*Provided data*:
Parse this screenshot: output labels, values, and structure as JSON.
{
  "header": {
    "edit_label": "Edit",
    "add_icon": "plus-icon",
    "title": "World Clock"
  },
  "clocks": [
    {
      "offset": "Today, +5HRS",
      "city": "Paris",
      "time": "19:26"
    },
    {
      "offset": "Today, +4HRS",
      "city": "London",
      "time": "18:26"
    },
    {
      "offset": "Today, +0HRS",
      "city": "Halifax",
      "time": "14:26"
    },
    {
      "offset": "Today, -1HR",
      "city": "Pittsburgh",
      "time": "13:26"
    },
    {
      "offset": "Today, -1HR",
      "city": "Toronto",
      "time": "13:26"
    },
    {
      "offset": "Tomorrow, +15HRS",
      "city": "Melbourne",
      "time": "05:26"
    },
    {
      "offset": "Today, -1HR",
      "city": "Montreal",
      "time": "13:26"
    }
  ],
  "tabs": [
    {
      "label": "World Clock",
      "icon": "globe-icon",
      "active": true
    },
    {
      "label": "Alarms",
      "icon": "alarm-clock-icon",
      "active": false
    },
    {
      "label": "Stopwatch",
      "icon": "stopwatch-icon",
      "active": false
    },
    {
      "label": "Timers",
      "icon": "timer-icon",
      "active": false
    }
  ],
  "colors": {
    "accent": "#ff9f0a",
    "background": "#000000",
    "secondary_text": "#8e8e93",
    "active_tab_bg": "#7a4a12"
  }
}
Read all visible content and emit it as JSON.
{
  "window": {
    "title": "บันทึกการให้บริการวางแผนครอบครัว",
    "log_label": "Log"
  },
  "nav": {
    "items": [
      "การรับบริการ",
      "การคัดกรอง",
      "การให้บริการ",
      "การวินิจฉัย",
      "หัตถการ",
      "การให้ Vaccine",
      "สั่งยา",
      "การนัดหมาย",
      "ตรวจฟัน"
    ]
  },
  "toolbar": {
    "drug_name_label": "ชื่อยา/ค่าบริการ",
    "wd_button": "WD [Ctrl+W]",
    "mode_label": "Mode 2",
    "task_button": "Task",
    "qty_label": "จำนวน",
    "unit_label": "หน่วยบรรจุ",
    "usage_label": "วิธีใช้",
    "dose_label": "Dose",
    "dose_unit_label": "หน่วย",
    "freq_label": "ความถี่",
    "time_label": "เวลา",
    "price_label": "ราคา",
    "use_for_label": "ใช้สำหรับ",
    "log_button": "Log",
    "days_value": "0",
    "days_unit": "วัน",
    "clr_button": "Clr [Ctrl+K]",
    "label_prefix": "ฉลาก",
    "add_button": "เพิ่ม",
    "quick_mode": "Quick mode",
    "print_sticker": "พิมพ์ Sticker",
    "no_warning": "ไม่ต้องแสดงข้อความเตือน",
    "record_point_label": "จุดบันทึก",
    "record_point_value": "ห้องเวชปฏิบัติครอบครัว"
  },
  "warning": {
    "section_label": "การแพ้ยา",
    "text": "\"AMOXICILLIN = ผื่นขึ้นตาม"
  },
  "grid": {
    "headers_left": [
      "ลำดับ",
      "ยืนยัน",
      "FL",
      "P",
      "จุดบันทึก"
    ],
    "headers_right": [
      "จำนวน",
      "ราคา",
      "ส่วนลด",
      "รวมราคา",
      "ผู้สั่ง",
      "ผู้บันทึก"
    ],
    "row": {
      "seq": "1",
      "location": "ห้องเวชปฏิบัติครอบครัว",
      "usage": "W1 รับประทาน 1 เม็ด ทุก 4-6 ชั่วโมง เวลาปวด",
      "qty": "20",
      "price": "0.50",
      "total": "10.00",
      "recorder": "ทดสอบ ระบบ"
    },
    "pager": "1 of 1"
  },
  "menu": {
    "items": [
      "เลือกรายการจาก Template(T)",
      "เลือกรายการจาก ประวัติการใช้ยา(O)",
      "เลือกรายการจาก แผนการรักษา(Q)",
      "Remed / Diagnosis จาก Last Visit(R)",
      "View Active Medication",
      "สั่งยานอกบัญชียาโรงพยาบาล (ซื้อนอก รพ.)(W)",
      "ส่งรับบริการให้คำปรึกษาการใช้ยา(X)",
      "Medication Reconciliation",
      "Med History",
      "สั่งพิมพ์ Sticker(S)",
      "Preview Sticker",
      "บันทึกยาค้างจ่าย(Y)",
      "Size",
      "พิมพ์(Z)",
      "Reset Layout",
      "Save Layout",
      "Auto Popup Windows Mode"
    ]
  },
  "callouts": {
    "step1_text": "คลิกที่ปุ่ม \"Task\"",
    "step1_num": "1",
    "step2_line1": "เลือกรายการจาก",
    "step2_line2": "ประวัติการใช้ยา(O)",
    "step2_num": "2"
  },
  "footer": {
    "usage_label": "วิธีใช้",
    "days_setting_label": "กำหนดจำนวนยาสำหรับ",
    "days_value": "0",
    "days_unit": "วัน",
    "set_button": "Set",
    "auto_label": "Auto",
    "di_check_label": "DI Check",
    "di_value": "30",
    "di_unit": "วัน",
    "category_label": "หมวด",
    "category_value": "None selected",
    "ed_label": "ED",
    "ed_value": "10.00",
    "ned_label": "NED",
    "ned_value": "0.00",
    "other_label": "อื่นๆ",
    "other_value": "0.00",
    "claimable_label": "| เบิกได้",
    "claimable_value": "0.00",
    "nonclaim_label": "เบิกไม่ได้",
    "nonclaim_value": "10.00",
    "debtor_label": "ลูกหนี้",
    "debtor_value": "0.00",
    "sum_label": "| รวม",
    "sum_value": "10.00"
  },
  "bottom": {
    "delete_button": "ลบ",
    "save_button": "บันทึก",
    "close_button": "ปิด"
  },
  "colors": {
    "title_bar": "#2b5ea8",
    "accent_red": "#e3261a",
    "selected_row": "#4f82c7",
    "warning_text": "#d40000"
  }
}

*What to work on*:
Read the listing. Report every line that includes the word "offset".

*Response to this exercise*:
      "offset": "Today, +5HRS",
      "offset": "Today, +4HRS",
      "offset": "Today, +0HRS",
      "offset": "Today, -1HR",
      "offset": "Today, -1HR",
      "offset": "Tomorrow, +15HRS",
      "offset": "Today, -1HR",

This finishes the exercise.